(Interface dataset entries)
· · · · ·
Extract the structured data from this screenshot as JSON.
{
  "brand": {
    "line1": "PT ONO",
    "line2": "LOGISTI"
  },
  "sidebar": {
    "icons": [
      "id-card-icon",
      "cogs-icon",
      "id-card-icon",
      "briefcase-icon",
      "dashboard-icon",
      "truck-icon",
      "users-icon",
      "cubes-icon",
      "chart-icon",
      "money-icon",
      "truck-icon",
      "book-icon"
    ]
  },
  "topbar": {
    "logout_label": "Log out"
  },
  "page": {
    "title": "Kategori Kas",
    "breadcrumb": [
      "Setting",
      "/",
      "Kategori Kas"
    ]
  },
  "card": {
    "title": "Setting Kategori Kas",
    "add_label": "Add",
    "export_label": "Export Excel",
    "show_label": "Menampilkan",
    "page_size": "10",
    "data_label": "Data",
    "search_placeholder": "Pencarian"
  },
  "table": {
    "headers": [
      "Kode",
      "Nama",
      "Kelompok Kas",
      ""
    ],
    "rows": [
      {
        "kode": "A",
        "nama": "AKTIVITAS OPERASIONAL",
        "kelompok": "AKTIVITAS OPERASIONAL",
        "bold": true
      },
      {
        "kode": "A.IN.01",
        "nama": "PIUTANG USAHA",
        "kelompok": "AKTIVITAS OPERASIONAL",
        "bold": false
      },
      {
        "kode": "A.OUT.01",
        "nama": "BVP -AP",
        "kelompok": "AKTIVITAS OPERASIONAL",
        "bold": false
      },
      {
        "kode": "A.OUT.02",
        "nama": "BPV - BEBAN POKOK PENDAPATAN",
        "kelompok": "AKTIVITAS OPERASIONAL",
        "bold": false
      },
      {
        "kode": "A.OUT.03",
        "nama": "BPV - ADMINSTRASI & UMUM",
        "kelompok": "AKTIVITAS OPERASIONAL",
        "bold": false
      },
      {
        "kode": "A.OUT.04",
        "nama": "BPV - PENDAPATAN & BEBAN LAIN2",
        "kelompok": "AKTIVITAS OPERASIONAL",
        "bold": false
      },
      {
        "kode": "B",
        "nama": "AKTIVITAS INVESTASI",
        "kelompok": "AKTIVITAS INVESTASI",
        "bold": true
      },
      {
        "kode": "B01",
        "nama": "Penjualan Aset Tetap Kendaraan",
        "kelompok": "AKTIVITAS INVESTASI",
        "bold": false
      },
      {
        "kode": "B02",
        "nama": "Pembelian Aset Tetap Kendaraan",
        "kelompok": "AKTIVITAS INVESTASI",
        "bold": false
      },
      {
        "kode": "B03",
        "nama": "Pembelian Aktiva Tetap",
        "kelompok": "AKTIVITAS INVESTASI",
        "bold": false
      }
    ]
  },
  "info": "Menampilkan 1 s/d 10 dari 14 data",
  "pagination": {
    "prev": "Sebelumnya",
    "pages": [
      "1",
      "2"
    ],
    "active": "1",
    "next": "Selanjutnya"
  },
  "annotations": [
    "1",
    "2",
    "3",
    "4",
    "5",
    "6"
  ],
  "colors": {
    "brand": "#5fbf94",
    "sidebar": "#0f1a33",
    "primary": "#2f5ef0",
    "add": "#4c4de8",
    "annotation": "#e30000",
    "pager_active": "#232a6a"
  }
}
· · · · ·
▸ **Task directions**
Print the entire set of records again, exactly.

▸ **Written answer**
Extract the structured data from this screenshot as JSON.
{
  "brand": {
    "line1": "PT ONO",
    "line2": "LOGISTI"
  },
  "sidebar": {
    "icons": [
      "id-card-icon",
      "cogs-icon",
      "id-card-icon",
      "briefcase-icon",
      "dashboard-icon",
      "truck-icon",
      "users-icon",
      "cubes-icon",
      "chart-icon",
      "money-icon",
      "truck-icon",
      "book-icon"
    ]
  },
  "topbar": {
    "logout_label": "Log out"
  },
  "page": {
    "title": "Kategori Kas",
    "breadcrumb": [
      "Setting",
      "/",
      "Kategori Kas"
    ]
  },
  "card": {
    "title": "Setting Kategori Kas",
    "add_label": "Add",
    "export_label": "Export Excel",
    "show_label": "Menampilkan",
    "page_size": "10",
    "data_label": "Data",
    "search_placeholder": "Pencarian"
  },
  "table": {
    "headers": [
      "Kode",
      "Nama",
      "Kelompok Kas",
      ""
    ],
    "rows": [
      {
        "kode": "A",
        "nama": "AKTIVITAS OPERASIONAL",
        "kelompok": "AKTIVITAS OPERASIONAL",
        "bold": true
      },
      {
        "kode": "A.IN.01",
        "nama": "PIUTANG USAHA",
        "kelompok": "AKTIVITAS OPERASIONAL",
        "bold": false
      },
      {
        "kode": "A.OUT.01",
        "nama": "BVP -AP",
        "kelompok": "AKTIVITAS OPERASIONAL",
        "bold": false
      },
      {
        "kode": "A.OUT.02",
        "nama": "BPV - BEBAN POKOK PENDAPATAN",
        "kelompok": "AKTIVITAS OPERASIONAL",
        "bold": false
      },
      {
        "kode": "A.OUT.03",
        "nama": "BPV - ADMINSTRASI & UMUM",
        "kelompok": "AKTIVITAS OPERASIONAL",
        "bold": false
      },
      {
        "kode": "A.OUT.04",
        "nama": "BPV - PENDAPATAN & BEBAN LAIN2",
        "kelompok": "AKTIVITAS OPERASIONAL",
        "bold": false
      },
      {
        "kode": "B",
        "nama": "AKTIVITAS INVESTASI",
        "kelompok": "AKTIVITAS INVESTASI",
        "bold": true
      },
      {
        "kode": "B01",
        "nama": "Penjualan Aset Tetap Kendaraan",
        "kelompok": "AKTIVITAS INVESTASI",
        "bold": false
      },
      {
        "kode": "B02",
        "nama": "Pembelian Aset Tetap Kendaraan",
        "kelompok": "AKTIVITAS INVESTASI",
        "bold": false
      },
      {
        "kode": "B03",
        "nama": "Pembelian Aktiva Tetap",
        "kelompok": "AKTIVITAS INVESTASI",
        "bold": false
      }
    ]
  },
  "info": "Menampilkan 1 s/d 10 dari 14 data",
  "pagination": {
    "prev": "Sebelumnya",
    "pages": [
      "1",
      "2"
    ],
    "active": "1",
    "next": "Selanjutnya"
  },
  "annotations": [
    "1",
    "2",
    "3",
    "4",
    "5",
    "6"
  ],
  "colors": {
    "brand": "#5fbf94",
    "sidebar": "#0f1a33",
    "primary": "#2f5ef0",
    "add": "#4c4de8",
    "annotation": "#e30000",
    "pager_active": "#232a6a"
  }
}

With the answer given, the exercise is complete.